Annual inflation accelerated to 6.5% in May, from 5.9% a month prior, Statistics South Africa said in a statement on its website on Wednesday. That’s the highest level since January 2017. The median of 11 economists’ estimates in a Bloomberg survey was 6.1%.
Forward-rate agreements, used to speculate on borrowing costs, are pricing in 60 basis points of tightening at the next monetary policy meeting in July, and 186 basis points in total by year-end. That implies at least one 75-basis-point hike at one of the remaining three meetings for 2022. A three-quarter percentage point increase would be the biggest since September 2002, when the South African Reserve Bank lifted the benchmark repurchase rate by 100 basis points.
The breach of the target ceiling coupled with rand weakness — after the Federal Reserve’s biggest rate hike in almost three decades — may prompt the aggressive move. Gross domestic product growth that overshot forecasts in the first quarter would clear its way.
The Reserve Bank, which prefers to anchor inflation expectations close to the midpoint of its 3% to 6% target range, has raised the key rate by a cumulative 125 basis points since November and signalled even higher borrowing costs ahead. In May, the implied policy rate path of its quarterly projection model, which the monetary policy committee uses as a guide, indicated its key rate will be at 5.3% by year-end, compared with a previous forecast of 5.06%.

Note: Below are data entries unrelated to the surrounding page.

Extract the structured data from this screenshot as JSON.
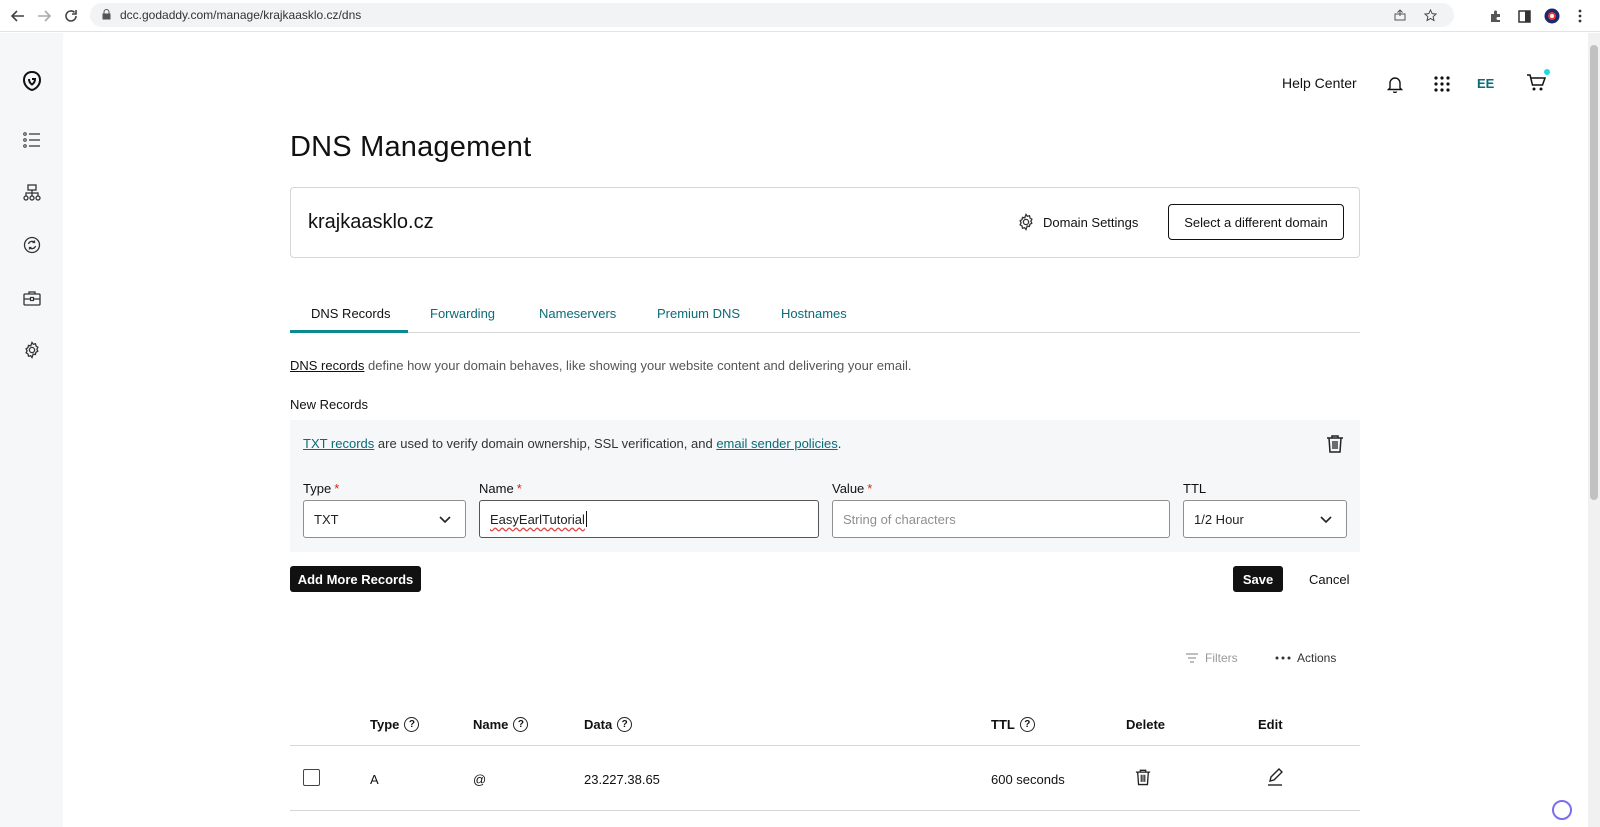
{
  "browser": {
    "url": "dcc.godaddy.com/manage/krajkaasklo.cz/dns"
  },
  "header": {
    "help_center": "Help Center",
    "initials": "EE"
  },
  "page": {
    "title": "DNS Management"
  },
  "domain_card": {
    "domain": "krajkaasklo.cz",
    "settings_label": "Domain Settings",
    "select_domain_label": "Select a different domain"
  },
  "tabs": [
    {
      "label": "DNS Records",
      "active": true
    },
    {
      "label": "Forwarding",
      "active": false
    },
    {
      "label": "Nameservers",
      "active": false
    },
    {
      "label": "Premium DNS",
      "active": false
    },
    {
      "label": "Hostnames",
      "active": false
    }
  ],
  "description": {
    "link": "DNS records",
    "text": " define how your domain behaves, like showing your website content and delivering your email."
  },
  "new_records": {
    "heading": "New Records",
    "note_link1": "TXT records",
    "note_mid": " are used to verify domain ownership, SSL verification, and ",
    "note_link2": "email sender policies",
    "note_end": ".",
    "type_label": "Type",
    "name_label": "Name",
    "value_label": "Value",
    "ttl_label": "TTL",
    "required_mark": "*",
    "type_value": "TXT",
    "name_value": "EasyEarlTutorial",
    "value_placeholder": "String of characters",
    "ttl_value": "1/2 Hour",
    "add_more_label": "Add More Records",
    "save_label": "Save",
    "cancel_label": "Cancel"
  },
  "table_toolbar": {
    "filters_label": "Filters",
    "actions_label": "Actions"
  },
  "table": {
    "columns": [
      "Type",
      "Name",
      "Data",
      "TTL",
      "Delete",
      "Edit"
    ],
    "rows": [
      {
        "type": "A",
        "name": "@",
        "data": "23.227.38.65",
        "ttl": "600 seconds"
      }
    ]
  },
  "colors": {
    "accent": "#0b6b78",
    "tab_underline": "#0b8a8f",
    "required": "#dd1111",
    "button_dark": "#111111"
  }
}
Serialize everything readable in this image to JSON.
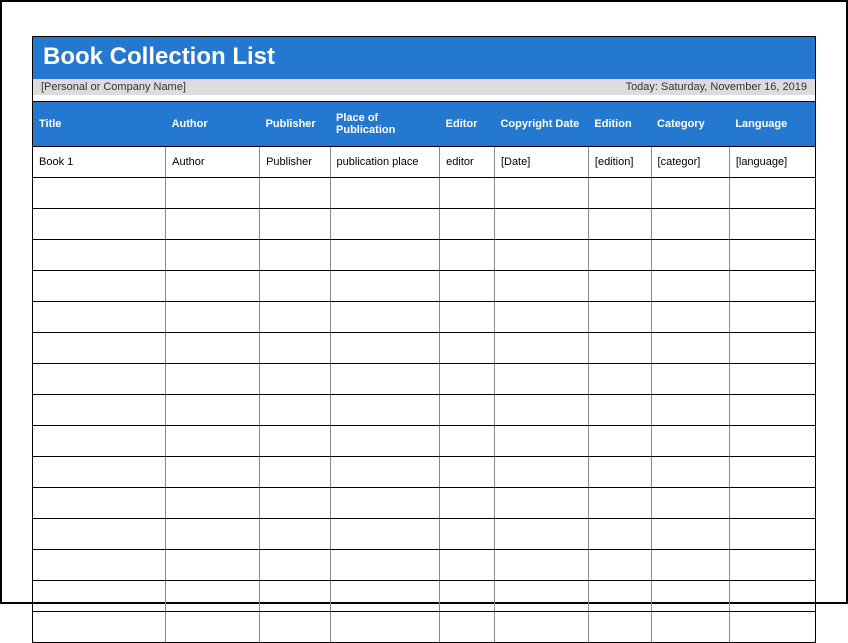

The rate of price growth was stoked by high food and gasoline costs, even as the government temporarily reduced a fuel levy to contain increases in the retail price of petrol and wholesale cost of diesel. The measure is likely to have delayed the peak in inflation.
“Until now, there was a belief that although inflation in South Africa was rising, unlike the rest of the world, it was not seeing pressures that it took it way beyond ‘normal’ inflation ranges. The shock of a single CPI print now calls into question that assumption. Market expectations of only a narrow breach of the inflation target will be reset – and the South African Reserve Bank, with its anti-inflation credentials never in question, will react accordingly.” Razia Khan, head of research for Africa and the Middle East at Standard Chartered Bank.